The complaint, brought to Mexico's telecoms regulator IFT on Thursday, has Mony de Swaan Addati accusing Apple and Google of "completely inhibiting competition, by abusing their App Store monopoly to force the use of their own payment services for in-app payments.

The complaint, seen by Reuters claims the Google Play Store and Apple's App Store charge between 15% and 20% commission, which in turn forces price inflation.

Addati was previously the head of the telecommunications federation that existed before being replaced by the IFT.

He claims Mexico's competition regulator declined to open an investigation into the matter, therefore prompting a turn toward the IFT over the matter.

"I have full confidence that (the IFT) will investigate and exercise its powers, in line with international best practices, so that these companies stop abusing their market power to the detriment of developers and consumers," said Addati.

If the complaint turns into an investigation, it would be the latest Apple and other tech companies would face, with a number of other regulators around the world also casting an eye on Apple's various activities within the app ecosystem.

For example, in the UK, the Competition and Markets Authority said in June it would investigate Apple and Google's App Store duopoly.
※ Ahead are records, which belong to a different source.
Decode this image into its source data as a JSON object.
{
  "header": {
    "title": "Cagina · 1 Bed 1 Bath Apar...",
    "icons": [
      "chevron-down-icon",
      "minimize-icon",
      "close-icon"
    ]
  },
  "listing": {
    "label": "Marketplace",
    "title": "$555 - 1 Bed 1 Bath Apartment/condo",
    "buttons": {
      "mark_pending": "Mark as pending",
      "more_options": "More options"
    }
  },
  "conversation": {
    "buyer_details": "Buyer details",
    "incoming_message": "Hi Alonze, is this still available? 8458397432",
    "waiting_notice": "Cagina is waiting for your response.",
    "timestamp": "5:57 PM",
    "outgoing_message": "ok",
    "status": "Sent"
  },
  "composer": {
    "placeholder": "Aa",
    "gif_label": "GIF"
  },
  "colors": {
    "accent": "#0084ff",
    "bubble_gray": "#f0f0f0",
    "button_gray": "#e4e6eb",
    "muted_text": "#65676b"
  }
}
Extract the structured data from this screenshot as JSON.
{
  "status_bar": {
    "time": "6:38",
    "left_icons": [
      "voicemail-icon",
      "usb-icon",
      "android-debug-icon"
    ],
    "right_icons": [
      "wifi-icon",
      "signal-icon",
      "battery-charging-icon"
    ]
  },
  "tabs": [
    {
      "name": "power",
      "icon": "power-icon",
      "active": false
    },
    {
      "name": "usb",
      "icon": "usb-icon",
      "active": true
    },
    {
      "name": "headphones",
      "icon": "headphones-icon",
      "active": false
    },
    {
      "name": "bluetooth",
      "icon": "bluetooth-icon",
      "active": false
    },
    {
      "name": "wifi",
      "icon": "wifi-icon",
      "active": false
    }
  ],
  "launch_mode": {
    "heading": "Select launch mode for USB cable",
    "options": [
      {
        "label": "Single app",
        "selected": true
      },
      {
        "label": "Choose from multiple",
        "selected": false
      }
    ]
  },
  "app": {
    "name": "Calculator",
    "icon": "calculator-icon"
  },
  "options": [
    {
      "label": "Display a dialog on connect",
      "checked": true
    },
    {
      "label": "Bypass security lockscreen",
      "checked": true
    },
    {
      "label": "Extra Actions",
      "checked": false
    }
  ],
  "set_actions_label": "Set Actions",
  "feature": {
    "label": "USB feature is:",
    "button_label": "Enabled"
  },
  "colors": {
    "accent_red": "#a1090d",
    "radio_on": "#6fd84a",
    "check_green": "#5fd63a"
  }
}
In Europe, EU antitrust regulators believe Apple is in violation of competition laws for giving Apple Music an unfair advantage, among other claims.

In August, developers in France launched a class action lawsuit against Apple over App Store fees and policies.